══ Exercise data
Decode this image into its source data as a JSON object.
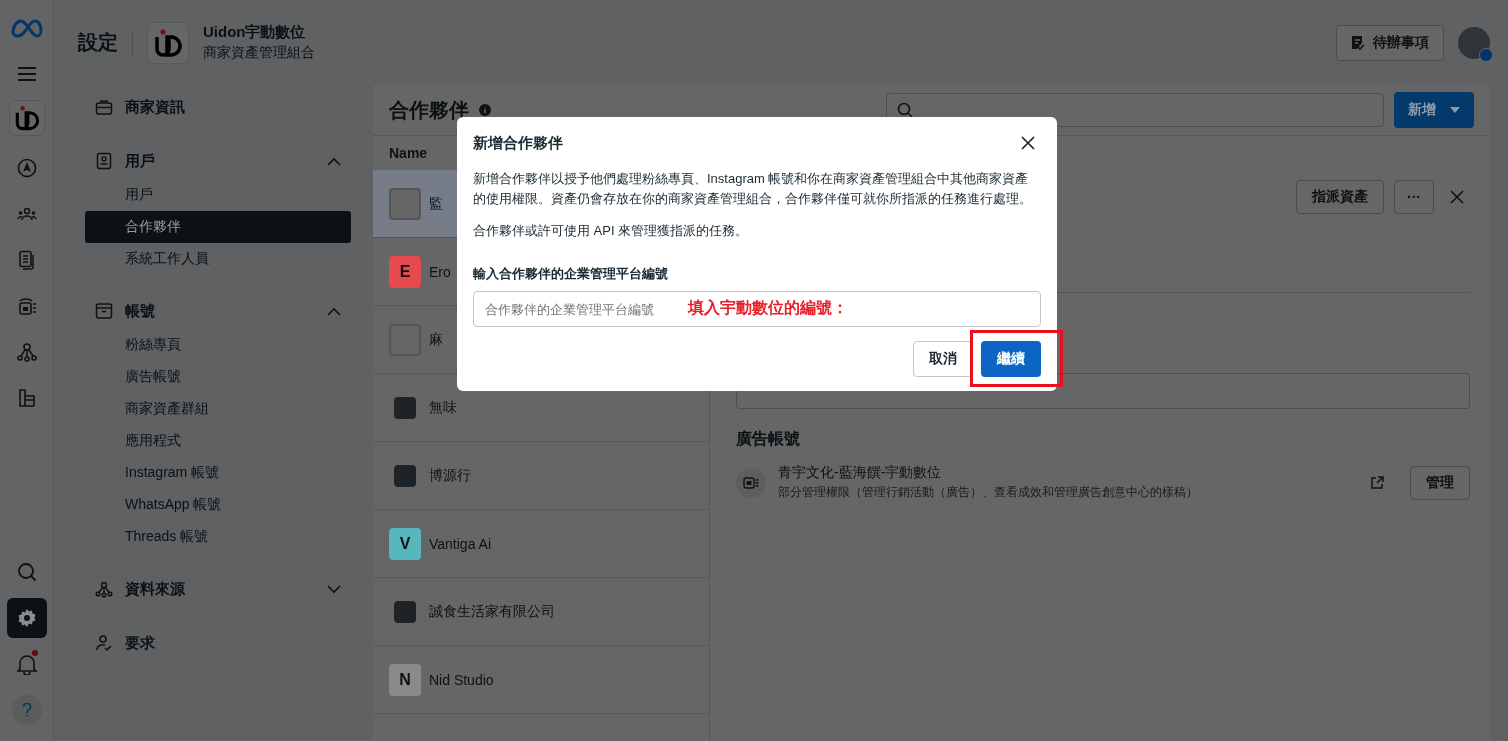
{
  "rail": {
    "items": [
      {
        "kind": "meta",
        "selected": false,
        "notification": false
      },
      {
        "kind": "menu",
        "selected": false,
        "notification": false
      },
      {
        "kind": "brand",
        "selected": false,
        "notification": false
      },
      {
        "kind": "compass",
        "selected": false,
        "notification": false
      },
      {
        "kind": "people",
        "selected": false,
        "notification": false
      },
      {
        "kind": "document",
        "selected": false,
        "notification": false
      },
      {
        "kind": "inventory",
        "selected": false,
        "notification": false
      },
      {
        "kind": "network",
        "selected": false,
        "notification": false
      },
      {
        "kind": "database",
        "selected": false,
        "notification": false
      },
      {
        "kind": "search",
        "selected": false,
        "notification": false
      },
      {
        "kind": "settings",
        "selected": true,
        "notification": false
      },
      {
        "kind": "bell",
        "selected": false,
        "notification": true
      },
      {
        "kind": "help",
        "selected": false,
        "notification": false
      }
    ]
  },
  "header": {
    "title": "設定",
    "business_name": "Uidon宇動數位",
    "business_subtitle": "商家資產管理組合",
    "todo_button": "待辦事項"
  },
  "sidebar": {
    "sections": [
      {
        "kind": "link",
        "label": "商家資訊"
      },
      {
        "kind": "group",
        "label": "用戶",
        "expanded": true,
        "items": [
          {
            "label": "用戶",
            "selected": false
          },
          {
            "label": "合作夥伴",
            "selected": true
          },
          {
            "label": "系統工作人員",
            "selected": false
          }
        ]
      },
      {
        "kind": "group",
        "label": "帳號",
        "expanded": true,
        "items": [
          {
            "label": "粉絲專頁",
            "selected": false
          },
          {
            "label": "廣告帳號",
            "selected": false
          },
          {
            "label": "商家資產群組",
            "selected": false
          },
          {
            "label": "應用程式",
            "selected": false
          },
          {
            "label": "Instagram 帳號",
            "selected": false
          },
          {
            "label": "WhatsApp 帳號",
            "selected": false
          },
          {
            "label": "Threads 帳號",
            "selected": false
          }
        ]
      },
      {
        "kind": "group",
        "label": "資料來源",
        "expanded": false
      },
      {
        "kind": "link",
        "label": "要求"
      }
    ]
  },
  "partners": {
    "title": "合作夥伴",
    "add_button": "新增",
    "column": "Name",
    "rows": [
      {
        "name": "監",
        "kind": "blank",
        "selected": true
      },
      {
        "name": "Ero",
        "kind": "letter",
        "letter": "E",
        "color": "#e5484d",
        "selected": false
      },
      {
        "name": "麻",
        "kind": "blank",
        "selected": false
      },
      {
        "name": "無味",
        "kind": "logo",
        "selected": false
      },
      {
        "name": "博源行",
        "kind": "logo",
        "selected": false
      },
      {
        "name": "Vantiga Ai",
        "kind": "letter",
        "letter": "V",
        "color": "#58b7bc",
        "selected": false
      },
      {
        "name": "誠食生活家有限公司",
        "kind": "logo",
        "selected": false
      },
      {
        "name": "Nid Studio",
        "kind": "letter",
        "letter": "N",
        "color": "#8a8a8a",
        "selected": false
      }
    ]
  },
  "detail": {
    "assign_button": "指派資產",
    "more_button": "···",
    "section_title": "廣告帳號",
    "account": {
      "name": "青宇文化-藍海饌-宇動數位",
      "description": "部分管理權限（管理行銷活動（廣告）、查看成效和管理廣告創意中心的樣稿）"
    },
    "manage_button": "管理"
  },
  "dialog": {
    "title": "新增合作夥伴",
    "paragraphs": [
      "新增合作夥伴以授予他們處理粉絲專頁、Instagram 帳號和你在商家資產管理組合中其他商家資產的使用權限。資產仍會存放在你的商家資產管理組合，合作夥伴僅可就你所指派的任務進行處理。",
      "合作夥伴或許可使用 API 來管理獲指派的任務。"
    ],
    "field_label": "輸入合作夥伴的企業管理平台編號",
    "field_placeholder": "合作夥伴的企業管理平台編號",
    "annotation": "填入宇動數位的編號：",
    "cancel_button": "取消",
    "continue_button": "繼續",
    "continue_highlighted": true
  }
}
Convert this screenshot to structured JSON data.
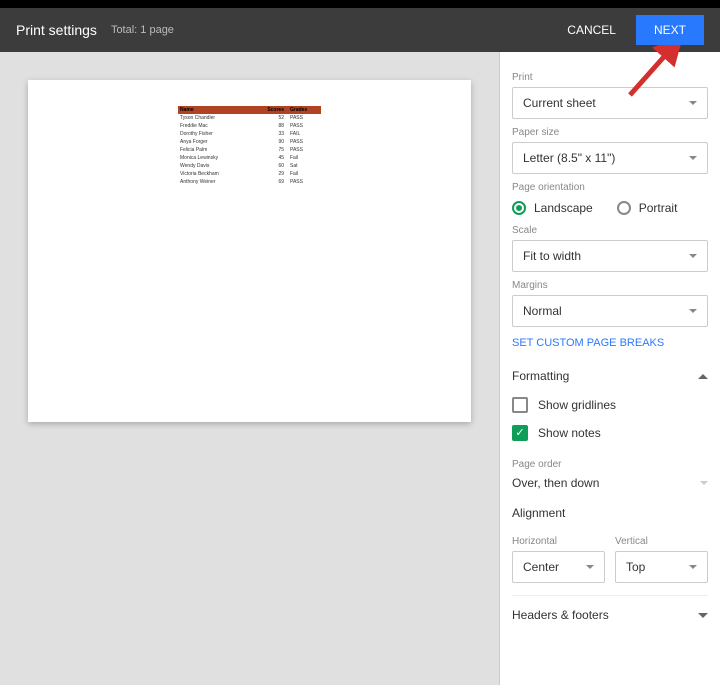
{
  "header": {
    "title": "Print settings",
    "subtitle": "Total: 1 page",
    "cancel": "CANCEL",
    "next": "NEXT"
  },
  "preview": {
    "headers": [
      "Name",
      "Scores",
      "Grades"
    ],
    "rows": [
      {
        "name": "Tyson Chandler",
        "score": "52",
        "grade": "PASS"
      },
      {
        "name": "Freddie Mac",
        "score": "88",
        "grade": "PASS"
      },
      {
        "name": "Dorothy Fisher",
        "score": "33",
        "grade": "FAIL"
      },
      {
        "name": "Anya Forger",
        "score": "90",
        "grade": "PASS"
      },
      {
        "name": "Felicia Palm",
        "score": "75",
        "grade": "PASS"
      },
      {
        "name": "Monica Lewinsky",
        "score": "45",
        "grade": "Fail"
      },
      {
        "name": "Wendy Davis",
        "score": "60",
        "grade": "Sat"
      },
      {
        "name": "Victoria Beckham",
        "score": "29",
        "grade": "Fail"
      },
      {
        "name": "Anthony Weiner",
        "score": "69",
        "grade": "PASS"
      }
    ]
  },
  "sidebar": {
    "print": {
      "label": "Print",
      "value": "Current sheet"
    },
    "paper": {
      "label": "Paper size",
      "value": "Letter (8.5\" x 11\")"
    },
    "orientation": {
      "label": "Page orientation",
      "landscape": "Landscape",
      "portrait": "Portrait"
    },
    "scale": {
      "label": "Scale",
      "value": "Fit to width"
    },
    "margins": {
      "label": "Margins",
      "value": "Normal"
    },
    "custom_breaks": "SET CUSTOM PAGE BREAKS",
    "formatting": {
      "title": "Formatting",
      "gridlines": "Show gridlines",
      "notes": "Show notes"
    },
    "page_order": {
      "label": "Page order",
      "value": "Over, then down"
    },
    "alignment": {
      "title": "Alignment",
      "horizontal_label": "Horizontal",
      "horizontal_value": "Center",
      "vertical_label": "Vertical",
      "vertical_value": "Top"
    },
    "headers_footers": "Headers & footers"
  }
}
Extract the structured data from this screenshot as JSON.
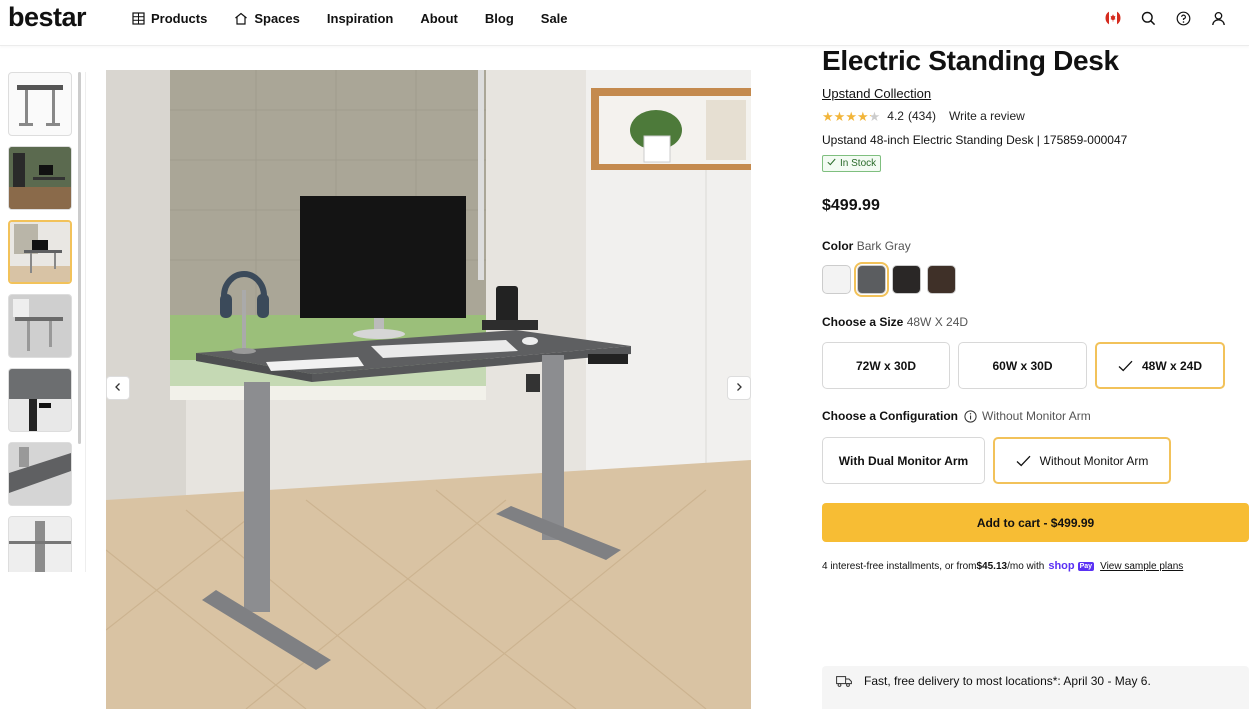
{
  "header": {
    "logo": "bestar",
    "nav": [
      {
        "label": "Products",
        "icon": "grid-menu-icon"
      },
      {
        "label": "Spaces",
        "icon": "home-icon"
      },
      {
        "label": "Inspiration"
      },
      {
        "label": "About"
      },
      {
        "label": "Blog"
      },
      {
        "label": "Sale"
      }
    ],
    "icons": [
      "canada-flag-icon",
      "search-icon",
      "help-icon",
      "account-icon"
    ]
  },
  "gallery": {
    "thumb_count": 7,
    "active_index": 2
  },
  "product": {
    "title": "Electric Standing Desk",
    "collection": "Upstand Collection",
    "rating": "4.2",
    "reviews": "(434)",
    "write_review": "Write a review",
    "rating_value": 4.2,
    "sku_line": "Upstand 48-inch Electric Standing Desk | 175859-000047",
    "stock": "In Stock",
    "price": "$499.99",
    "color_label": "Color",
    "color_value": "Bark Gray",
    "swatches": [
      {
        "name": "white",
        "color": "#f3f3f3"
      },
      {
        "name": "bark-gray",
        "color": "#5b5d60"
      },
      {
        "name": "black",
        "color": "#2a2726"
      },
      {
        "name": "dark-brown",
        "color": "#3f3028"
      }
    ],
    "size_label": "Choose a Size",
    "size_value": "48W X 24D",
    "sizes": [
      "72W x 30D",
      "60W x 30D",
      "48W x 24D"
    ],
    "config_label": "Choose a Configuration",
    "config_value": "Without Monitor Arm",
    "configs": [
      "With Dual Monitor Arm",
      "Without Monitor Arm"
    ],
    "cart_button": "Add to cart - $499.99",
    "install_prefix": "4 interest-free installments, or from ",
    "install_amount": "$45.13",
    "install_suffix": "/mo with",
    "shop_brand": "shop",
    "shop_pay": "Pay",
    "install_link": "View sample plans",
    "delivery": "Fast, free delivery to most locations*: April 30 - May 6."
  },
  "colors": {
    "accent": "#f7bd34",
    "selected_border": "#f2c25a",
    "shop_purple": "#5a31f4"
  }
}
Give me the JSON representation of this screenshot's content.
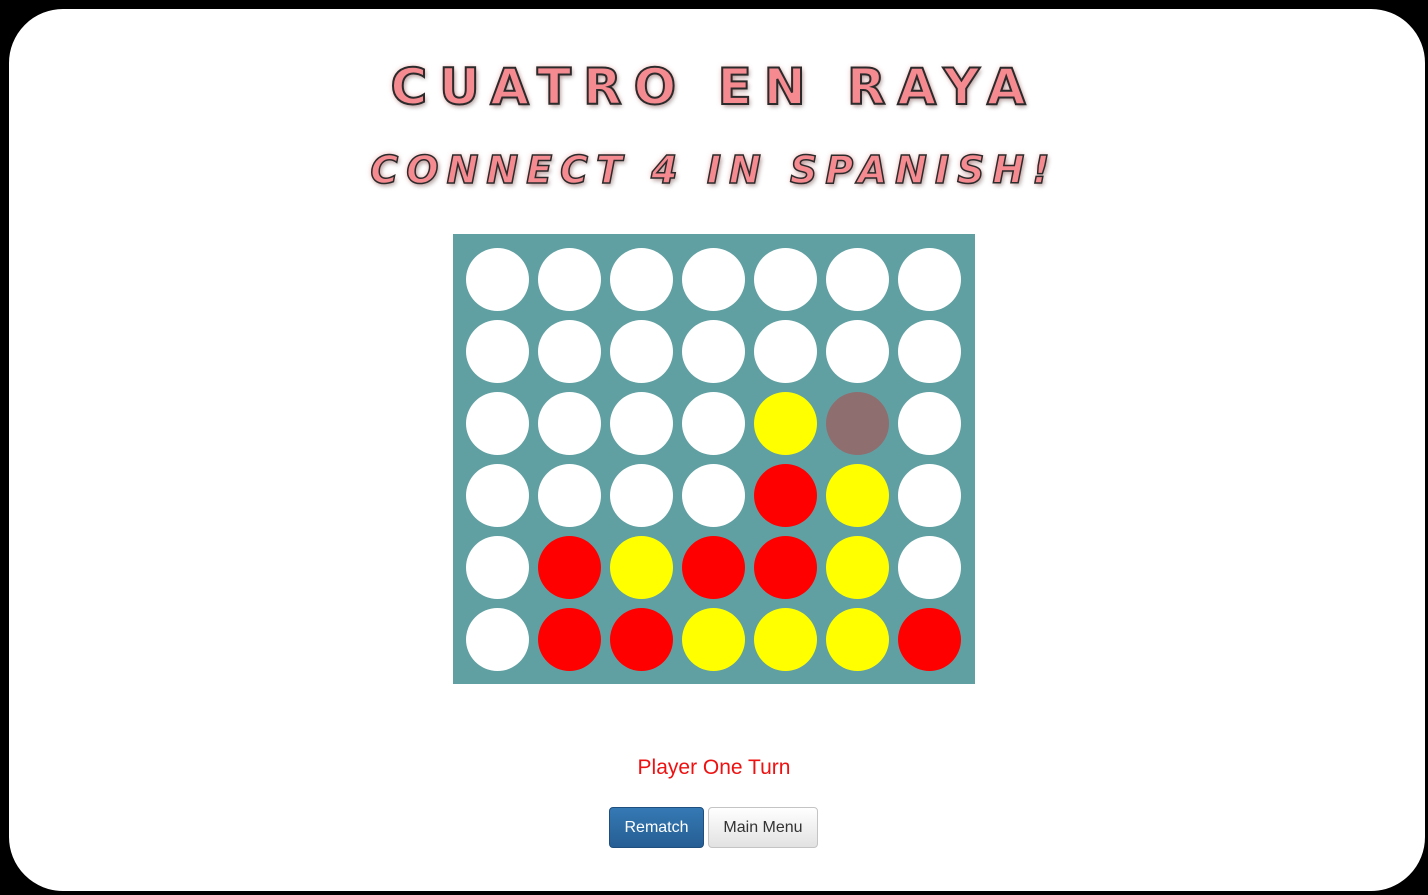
{
  "title": "CUATRO EN RAYA",
  "subtitle": "CONNECT 4 IN SPANISH!",
  "board": {
    "rows": 6,
    "cols": 7,
    "background": "#61a0a2",
    "piece_colors": {
      "empty": "#ffffff",
      "red": "#ff0000",
      "yellow": "#ffff00",
      "hover": "#8f6e70"
    },
    "cells": [
      [
        "empty",
        "empty",
        "empty",
        "empty",
        "empty",
        "empty",
        "empty"
      ],
      [
        "empty",
        "empty",
        "empty",
        "empty",
        "empty",
        "empty",
        "empty"
      ],
      [
        "empty",
        "empty",
        "empty",
        "empty",
        "yellow",
        "hover",
        "empty"
      ],
      [
        "empty",
        "empty",
        "empty",
        "empty",
        "red",
        "yellow",
        "empty"
      ],
      [
        "empty",
        "red",
        "yellow",
        "red",
        "red",
        "yellow",
        "empty"
      ],
      [
        "empty",
        "red",
        "red",
        "yellow",
        "yellow",
        "yellow",
        "red"
      ]
    ]
  },
  "status": {
    "turn_text": "Player One Turn",
    "color": "#ee1111"
  },
  "buttons": {
    "rematch_label": "Rematch",
    "main_menu_label": "Main Menu"
  }
}
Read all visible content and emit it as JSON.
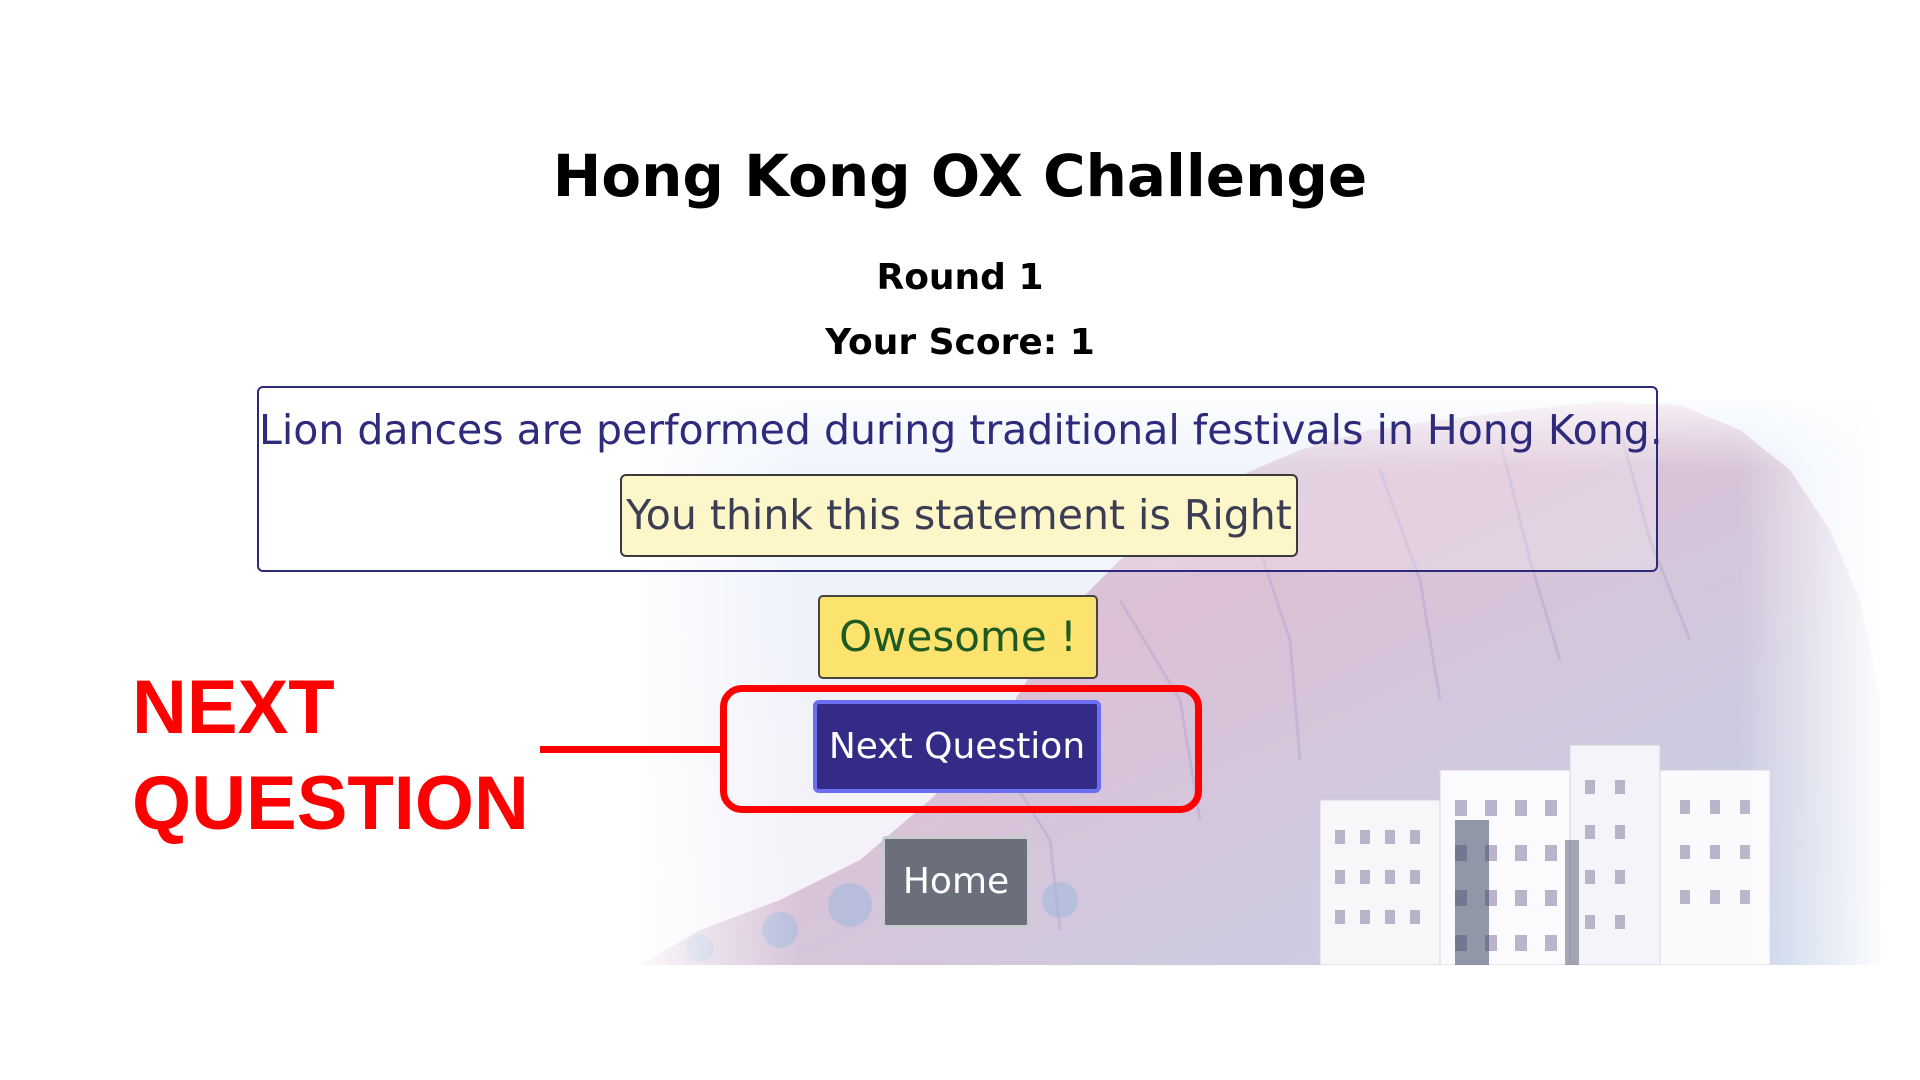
{
  "game": {
    "title": "Hong Kong OX Challenge",
    "round_label": "Round 1",
    "score_label": "Your Score: 1"
  },
  "question": {
    "statement": "Lion dances are performed during traditional festivals in Hong Kong.",
    "user_answer": "You think this statement is Right"
  },
  "feedback": {
    "message": "Owesome !"
  },
  "buttons": {
    "next": "Next Question",
    "home": "Home"
  },
  "annotation": {
    "label": "NEXT\nQUESTION"
  },
  "colors": {
    "title": "#000000",
    "statement_text": "#2e2a7c",
    "card_border": "#2d2a7a",
    "answer_bg": "#fdf6c8",
    "feedback_bg": "#fbe36e",
    "feedback_text": "#1e5a21",
    "next_bg": "#332b86",
    "next_border": "#6b6ef0",
    "home_bg": "#6b6f7b",
    "annotation_red": "#ff0000"
  }
}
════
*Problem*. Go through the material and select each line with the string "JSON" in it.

*Task response*.
Decode this image into its source data as a JSON object.
Convert this screenshot to structured JSON data.
Extract the structured data from this screenshot as JSON.
Give me the JSON representation of this screenshot's content.
Read all visible content and emit it as JSON.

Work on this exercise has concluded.